The system has gained national attention and played a central role in Tennessee’s successful Completion Innovation Challenge application, which received a $1,000,000 award from Complete College America and the Gates Foundation to support implementing Degree Compass at three other campuses in Tennessee. Degree Compass was also the recipient of a bronze award at the IMS Global Learning Consortium's Learning Impact 2012 Awards. Bill Gates mentioned Degree Compass in his recent keynote address on the Future of Public Higher Education during a June 26, 2012 event honoring the 150th anniversary of the Morrill Land Grant Act. Governor Haslam too mentioned Degree Compass and APSU in his State of the State address this year.

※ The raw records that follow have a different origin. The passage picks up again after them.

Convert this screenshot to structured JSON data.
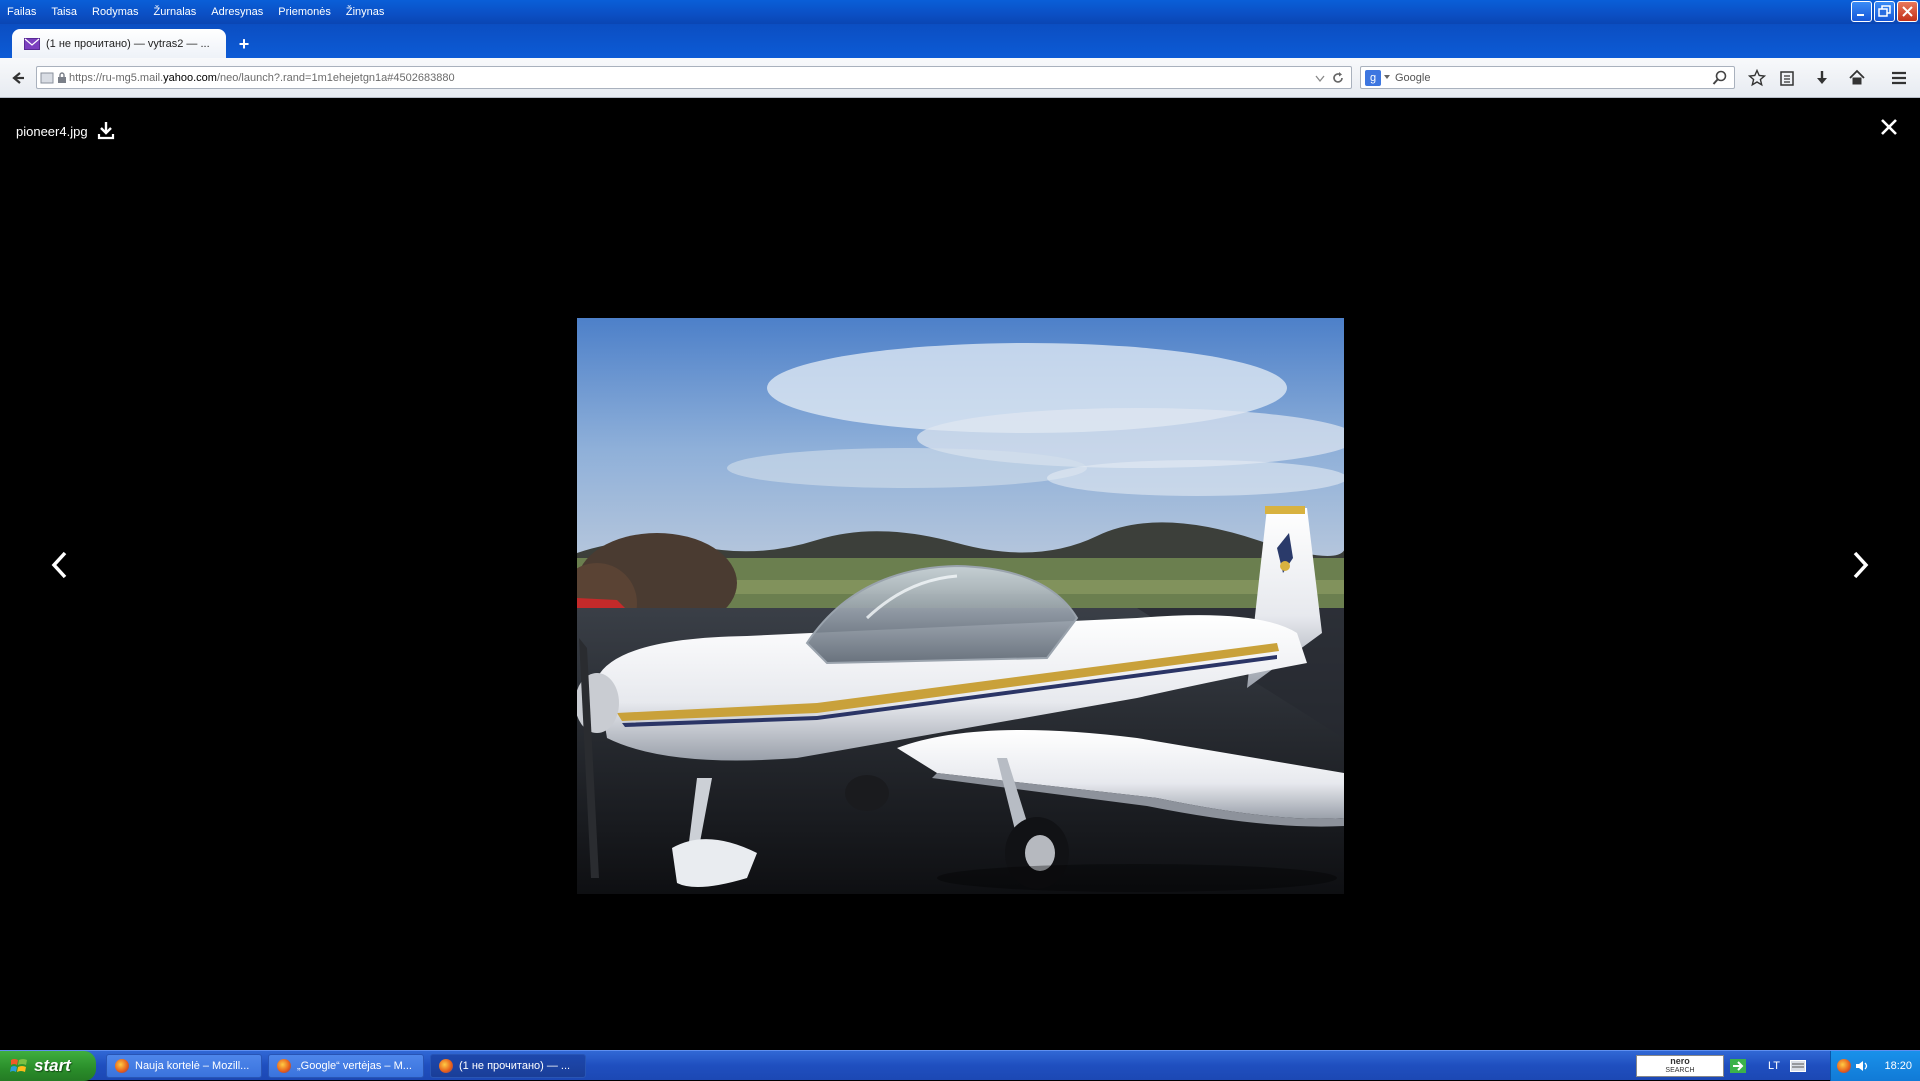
{
  "menu": {
    "items": [
      "Failas",
      "Taisa",
      "Rodymas",
      "Žurnalas",
      "Adresynas",
      "Priemonės",
      "Žinynas"
    ]
  },
  "tab": {
    "title": "(1 не прочитано) — vytras2 — ...",
    "new_tab_label": "+"
  },
  "address_bar": {
    "url_prefix": "https://ru-mg5.mail.",
    "url_domain": "yahoo.com",
    "url_suffix": "/neo/launch?.rand=1m1ehejetgn1a#4502683880"
  },
  "search_bar": {
    "engine_badge": "g",
    "placeholder": "Google"
  },
  "viewer": {
    "filename": "pioneer4.jpg",
    "photo_subject": "white light aircraft on tarmac"
  },
  "taskbar": {
    "start_label": "start",
    "tasks": [
      {
        "label": "Nauja kortelė – Mozill..."
      },
      {
        "label": "„Google“ vertėjas – M..."
      },
      {
        "label": "(1 не прочитано) — ..."
      }
    ],
    "nero_label": "nero",
    "nero_sub": "SEARCH",
    "language": "LT",
    "clock": "18:20"
  }
}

In fall 2012 APSU instroduced the added functionality of the My Future system that is designed to help students in their choice of a degree program.
For a student who has already identified their major My Future provides information about concentration choices and degree pathways, as well as links Department of Labor stratistics about prospective career paths, and job availability for that major. For a student who is yet to choose a major, or is thinking about changing their major, it provides a list of majors in which that student is predicted to be the most academically successful. Again, for each of these majors information is provided about concentration choices and degree pathways, as well as prospective career paths, and job availability.
The system uses data-mining techniques to find the courses that are the best indicators of success in each of APSU's programs - the courses that capture the flavor of each major - then uses Degree Compass' predictive technology to find the majors in which a student will be the most academically successful.
The majors that are suggested are suggested as a guide to which topics best match each student's academic talents. But, there are lots of factors that should be weighed in the choice of a major. My Future provides a new source of information for students to discuss with advisors and department faculty as they choose the right degree path for them.
Degree Compass has been featured in the following newspaper articles and books: